Channels in Go

Reference Type

A channel variable is in fact a C pointer pointing to a blocking queue implementation in C. So, it is cheap to pass a channel as function parameters.

Access

Channel variables can be defined for read-and-write (bidirectional), read-only (outbound) and write-only (inbound).

chan   int  // a channel can be written into and read from
chan<- int  // integers can be written into the channel
<-chan int  // integers can be read out from the channel

Creation

Channels are created using make:

c := make(chan int)      // unbuffered channel of integers
c := make(chan int, 100) // buffered channel of integers

The buffer size is the size of the blocking queue.

Cap and Len

The builtin function cap, when applied with a channel, returns the buffer capacity.

The builtin function len, when applied with a channel, returns the number of elements queued in the channel buffer.

cap and len return 0 for nil channels.

Read and Write

Writing to a full (or unbuffered) channel blocks, until a reader reads something thus make room in the buffer.

Reading to a full (or unbuffered) channel blocks, until a writers writes something that can be read.

Close a Channel

A sender can close a bidirectional or outbound channel using close, after send the last value.

After this, any receive from the channel will succeed without blocking, returning the zero value of the channel element. The form:

x, ok := <-c

will also set ok to false for a closed channel.
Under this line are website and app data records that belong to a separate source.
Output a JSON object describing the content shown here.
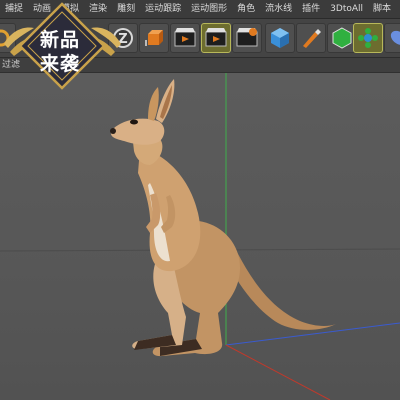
{
  "menubar": {
    "items": [
      {
        "label": "捕捉"
      },
      {
        "label": "动画"
      },
      {
        "label": "模拟"
      },
      {
        "label": "渲染"
      },
      {
        "label": "雕刻"
      },
      {
        "label": "运动跟踪"
      },
      {
        "label": "运动图形"
      },
      {
        "label": "角色"
      },
      {
        "label": "流水线"
      },
      {
        "label": "插件"
      },
      {
        "label": "3DtoAll"
      },
      {
        "label": "脚本"
      }
    ]
  },
  "subbar": {
    "filter_label": "过滤"
  },
  "badge": {
    "line1": "新品",
    "line2": "来袭"
  },
  "toolbar": {
    "icons": [
      "rotate-icon",
      "coordinate-z-icon",
      "axis-object-icon",
      "render-region-icon",
      "render-view-icon",
      "render-settings-icon",
      "cube-icon",
      "pen-icon",
      "subdivision-icon",
      "cloner-icon",
      "deformer-icon"
    ]
  },
  "colors": {
    "menubar": "#3b3b3b",
    "toolbar": "#444444",
    "viewport": "#5a5a5a",
    "axis_green": "#3fae4c",
    "axis_red": "#c0392b",
    "axis_blue": "#3a5bd0",
    "badge_dark": "#2b2b3a",
    "badge_gold": "#c9a24a"
  }
}
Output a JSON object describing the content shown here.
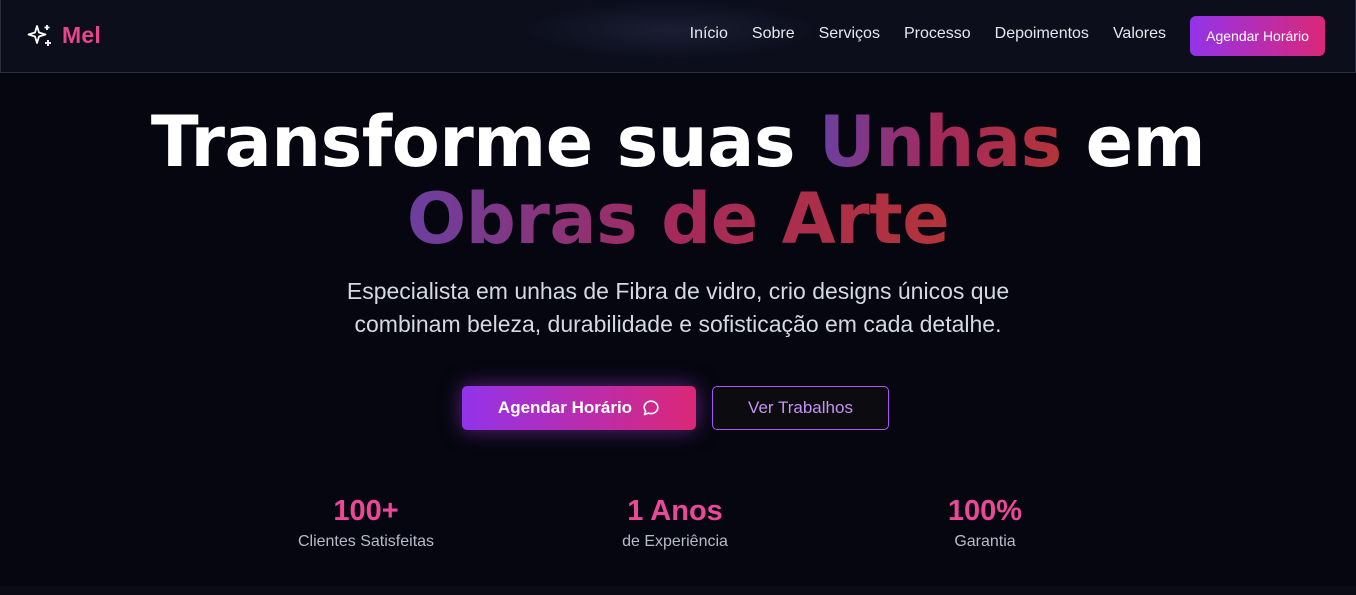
{
  "header": {
    "logo_icon": "sparkles-icon",
    "brand": "Mel",
    "nav": [
      "Início",
      "Sobre",
      "Serviços",
      "Processo",
      "Depoimentos",
      "Valores"
    ],
    "cta_label": "Agendar Horário"
  },
  "hero": {
    "title_part1": "Transforme suas ",
    "title_highlight1": "Unhas",
    "title_part2": " em",
    "title_highlight2": "Obras de Arte",
    "subtitle_line1": "Especialista em unhas de Fibra de vidro, crio designs únicos que",
    "subtitle_line2": "combinam beleza, durabilidade e sofisticação em cada detalhe.",
    "primary_button": "Agendar Horário",
    "primary_button_icon": "chat-bubble-icon",
    "secondary_button": "Ver Trabalhos"
  },
  "stats": [
    {
      "value": "100+",
      "label": "Clientes Satisfeitas"
    },
    {
      "value": "1 Anos",
      "label": "de Experiência"
    },
    {
      "value": "100%",
      "label": "Garantia"
    }
  ],
  "colors": {
    "background": "#05060f",
    "header_bg": "#0c0e1c",
    "accent_pink": "#ec4899",
    "accent_purple": "#9333ea",
    "gradient_end": "#db2777"
  }
}
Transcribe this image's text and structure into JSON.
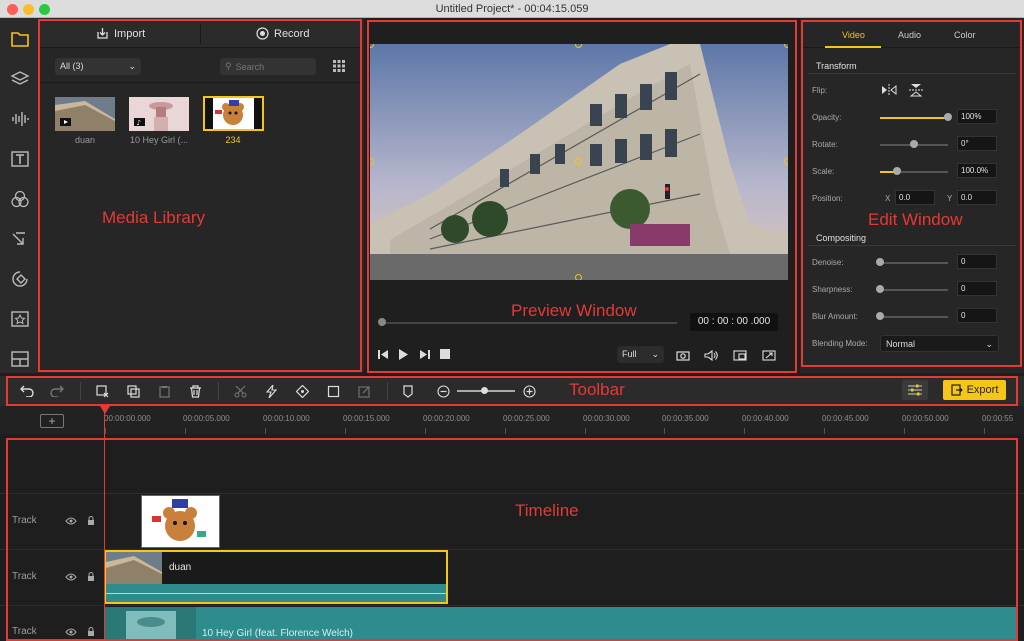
{
  "window": {
    "title": "Untitled Project* - 00:04:15.059"
  },
  "sidebar": {
    "items": [
      "folder-icon",
      "layers-icon",
      "audio-wave-icon",
      "text-icon",
      "filter-icon",
      "transition-icon",
      "overlay-icon",
      "sticker-icon",
      "layout-icon"
    ]
  },
  "media_library": {
    "import_label": "Import",
    "record_label": "Record",
    "filter_value": "All (3)",
    "search_placeholder": "Search",
    "items": [
      {
        "label": "duan"
      },
      {
        "label": "10 Hey Girl (..."
      },
      {
        "label": "234"
      }
    ],
    "annotation": "Media Library"
  },
  "preview": {
    "timecode": "00 : 00 : 00 .000",
    "zoom": "Full",
    "annotation": "Preview Window"
  },
  "edit": {
    "tabs": [
      "Video",
      "Audio",
      "Color"
    ],
    "active_tab": "Video",
    "transform_title": "Transform",
    "flip_label": "Flip:",
    "opacity_label": "Opacity:",
    "opacity_value": "100%",
    "rotate_label": "Rotate:",
    "rotate_value": "0°",
    "scale_label": "Scale:",
    "scale_value": "100.0%",
    "position_label": "Position:",
    "pos_x_label": "X",
    "pos_x_value": "0.0",
    "pos_y_label": "Y",
    "pos_y_value": "0.0",
    "compositing_title": "Compositing",
    "denoise_label": "Denoise:",
    "denoise_value": "0",
    "sharpness_label": "Sharpness:",
    "sharpness_value": "0",
    "blur_label": "Blur Amount:",
    "blur_value": "0",
    "blend_label": "Blending Mode:",
    "blend_value": "Normal",
    "annotation": "Edit Window"
  },
  "toolbar": {
    "export_label": "Export",
    "annotation": "Toolbar"
  },
  "timeline": {
    "ticks": [
      "00:00:00.000",
      "00:00:05.000",
      "00:00:10.000",
      "00:00:15.000",
      "00:00:20.000",
      "00:00:25.000",
      "00:00:30.000",
      "00:00:35.000",
      "00:00:40.000",
      "00:00:45.000",
      "00:00:50.000",
      "00:00:55"
    ],
    "tracks": [
      "Track",
      "Track",
      "Track"
    ],
    "clip_video_label": "duan",
    "clip_audio_label": "10 Hey Girl (feat. Florence Welch)",
    "annotation": "Timeline"
  },
  "colors": {
    "accent": "#f5c518",
    "annotation_red": "#e53935",
    "clip_teal": "#2e8c8c"
  }
}
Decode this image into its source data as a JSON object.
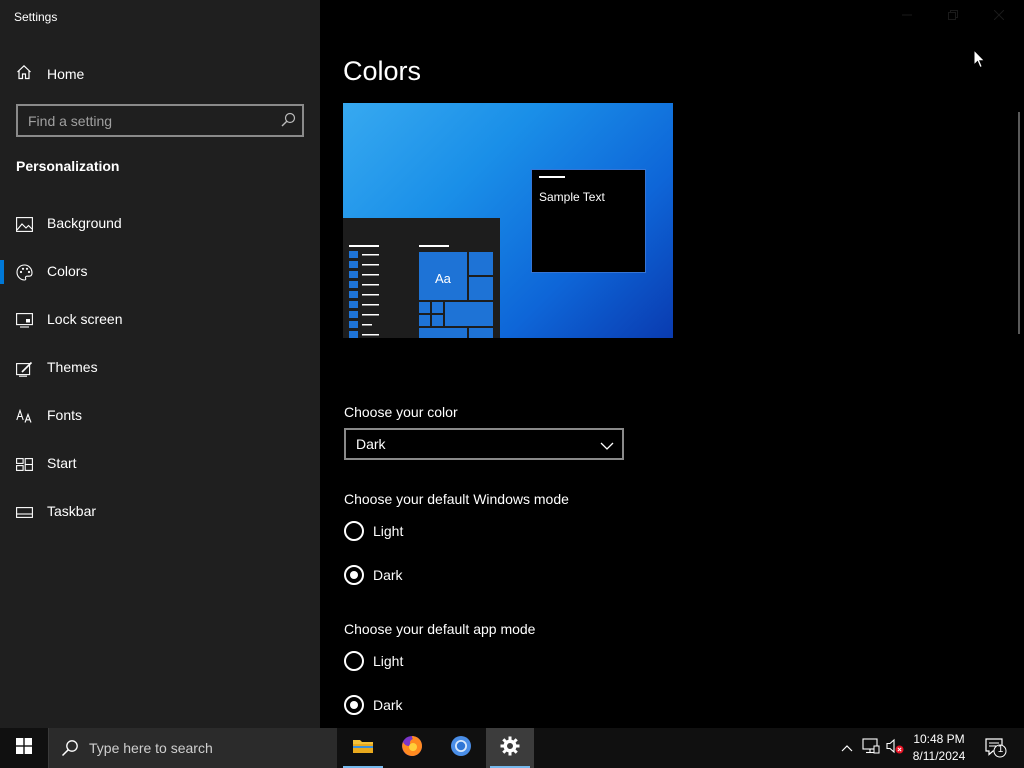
{
  "window": {
    "title": "Settings"
  },
  "sidebar": {
    "home_label": "Home",
    "search_placeholder": "Find a setting",
    "section_title": "Personalization",
    "items": [
      {
        "label": "Background",
        "icon": "image-icon",
        "selected": false
      },
      {
        "label": "Colors",
        "icon": "palette-icon",
        "selected": true
      },
      {
        "label": "Lock screen",
        "icon": "lock-screen-icon",
        "selected": false
      },
      {
        "label": "Themes",
        "icon": "themes-icon",
        "selected": false
      },
      {
        "label": "Fonts",
        "icon": "fonts-icon",
        "selected": false
      },
      {
        "label": "Start",
        "icon": "start-icon",
        "selected": false
      },
      {
        "label": "Taskbar",
        "icon": "taskbar-icon",
        "selected": false
      }
    ]
  },
  "main": {
    "title": "Colors",
    "preview": {
      "sample_text": "Sample Text",
      "tile_text": "Aa"
    },
    "choose_color_label": "Choose your color",
    "choose_color_value": "Dark",
    "windows_mode": {
      "label": "Choose your default Windows mode",
      "options": [
        "Light",
        "Dark"
      ],
      "selected": "Dark"
    },
    "app_mode": {
      "label": "Choose your default app mode",
      "options": [
        "Light",
        "Dark"
      ],
      "selected": "Dark"
    }
  },
  "taskbar": {
    "search_placeholder": "Type here to search",
    "apps": [
      "file-explorer-icon",
      "firefox-icon",
      "chromium-icon",
      "settings-icon"
    ],
    "time": "10:48 PM",
    "date": "8/11/2024",
    "notification_count": "1"
  },
  "colors": {
    "accent": "#0078d7",
    "sidebar_bg": "#1f1f1f",
    "main_bg": "#000000",
    "taskbar_bg": "#101010"
  }
}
Use with For-Range

The following for loop reads values sent on channel c until the c is closed.

for e := range c {
   // process e
}

Use for Comminication

Communication is the primary design purpose of channels. There are many use cases on the Internet.

Use for Notification

Channel can also be used for communication of notifications.

c := make(chan int)
go func() {
  list.Sort()
  c <- 1 // notify task completion
}
<-c  // wait unitl list.Sort() is completed.

Above example can be extended to wait for a group of goroutines.